Editorial: It's getting harder to be heard in Harpswell

  • Mail this page!
  • Delicious
  • 0

We ask a lot of our local elected officials.

We expect them to be know-it-alls on topics ranging from general assistance to residential zoning.

We ask them to pinch pennies in multi-million-dollar budgets.

They put in long hours, and usually don’t get paid much, if at all.

And on Election Day, we’ll send them packing without as much as a thank you.

But one of the least onerous things we ask of them is that they listen to us. Hear us out. Allow us to say what’s on our minds and get things off our chests.

Besides placing topics on their agendas for full discussion, town councils and boards of selectmen usually provide public comment periods where residents can say what they want about any town issue, within limits of time, decency and respect for others; inappropriate, offensive, interruptive, or repetitive comments are usually off limits.

When they do allow comments, councilors and selectmen don’t have to respond, or even pay attention (although it obviously serves us all if they do). All they have to do is sit there, wait out the few minutes each member of the public is typically allotted, and then move on to their regularly scheduled business.

But that’s not the case recently in Harpswell, where the simple act of listening and showing respect for the public was too much for two of the town’s three selectmen.

Board of Selectmen Chairwoman Elinor Multer and Selectman Alison S. Hawkes have apparently had enough of resident Robert McIntyre’s rants about School Administrative District 75. But instead of sitting there for a few minutes during their meetings and listening to him, or just ignoring his comments, they’ve now stopped him from speaking by invoking a questionable policy that allows the board to ban discussion of any topic the selectmen decide is too “controversial.” 

Not too long. Not offensive. Not inappropriate. But too “controversial.”

“We have had, in my view, a more than adequate debate,” Multer said.

Really? In a town where people have dickered for years in a questionable dispute about the border with Brunswick, Harpswell’s participation in SAD 75, with its tangible impact on finances and education, is too “controversial” to discuss?

In our view, Multer is wrong.

The ban she and Hawkes pushed through, over the dissent of Selectman James S. Henderson, unfairly targets McIntyre and looks like a blatant attempt to silence an opposing viewpoint. The policy amendment that Multer and Hawkes invoked was introduced only a year ago – by Multer, when a handful of town residents who opposed closing West Harpswell School, including McIntyre, kept raising the issue at board meetings. Hawkes and Multer both opposed the recent, unsuccessful referendum that would have advanced the process of withdrawal from the school district, while McIntyre supported it.

But the margin of victory was narrow.

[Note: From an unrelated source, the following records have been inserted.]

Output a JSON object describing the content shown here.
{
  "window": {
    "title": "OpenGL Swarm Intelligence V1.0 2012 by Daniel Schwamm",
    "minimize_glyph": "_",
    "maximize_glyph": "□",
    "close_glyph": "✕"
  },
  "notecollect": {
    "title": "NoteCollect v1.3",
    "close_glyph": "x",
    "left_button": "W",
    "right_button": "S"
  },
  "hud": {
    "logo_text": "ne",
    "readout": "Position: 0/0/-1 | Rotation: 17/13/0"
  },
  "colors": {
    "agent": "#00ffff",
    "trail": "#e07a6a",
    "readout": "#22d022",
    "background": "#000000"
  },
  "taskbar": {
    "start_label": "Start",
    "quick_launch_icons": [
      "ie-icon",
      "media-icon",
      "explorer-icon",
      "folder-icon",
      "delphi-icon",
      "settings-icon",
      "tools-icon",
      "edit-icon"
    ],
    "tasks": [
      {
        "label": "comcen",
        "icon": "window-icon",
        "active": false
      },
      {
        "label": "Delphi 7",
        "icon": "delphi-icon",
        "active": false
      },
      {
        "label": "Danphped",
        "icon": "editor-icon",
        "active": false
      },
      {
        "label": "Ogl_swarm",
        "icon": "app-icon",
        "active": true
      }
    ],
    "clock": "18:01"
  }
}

Whether there is yet another referendum on SAD 75 will be decided by the town’s registered voters. The discussion shouldn’t be muted by a pair of selectmen who are tired of hearing an opposing viewpoint, and who in the process are sending a chilling message to anyone who may want to bring something “controversial” to the board’s attention.

Zachary Heiden, legal director of the Maine Civil Liberties Union, said he found it troubling that “they would give themselves the power to ban controversial speech without defining what controversial means.”

“This vague standard that the council is applying is without any real guidance, and the fact that the power to ban is content-based, those are all First Amendment red flags,” Heiden told The Forecaster’s Emily Guerin.

Henderson, the dissenting selectman, got it right when he told Guerin a “small amount of irritation … is definitely worth absorbing, as compared to appearing to be cutting off discussion of issues you don’t want to hear about.”

Selectmen can ultimately dictate the terms of their own business meetings, including whether to allow public comment and to what extent. But once they decide they will listen to the public, and if they extend that courtesy to everyone else, it isn’t unreasonable to expect them to listen to people who disagree with them, too.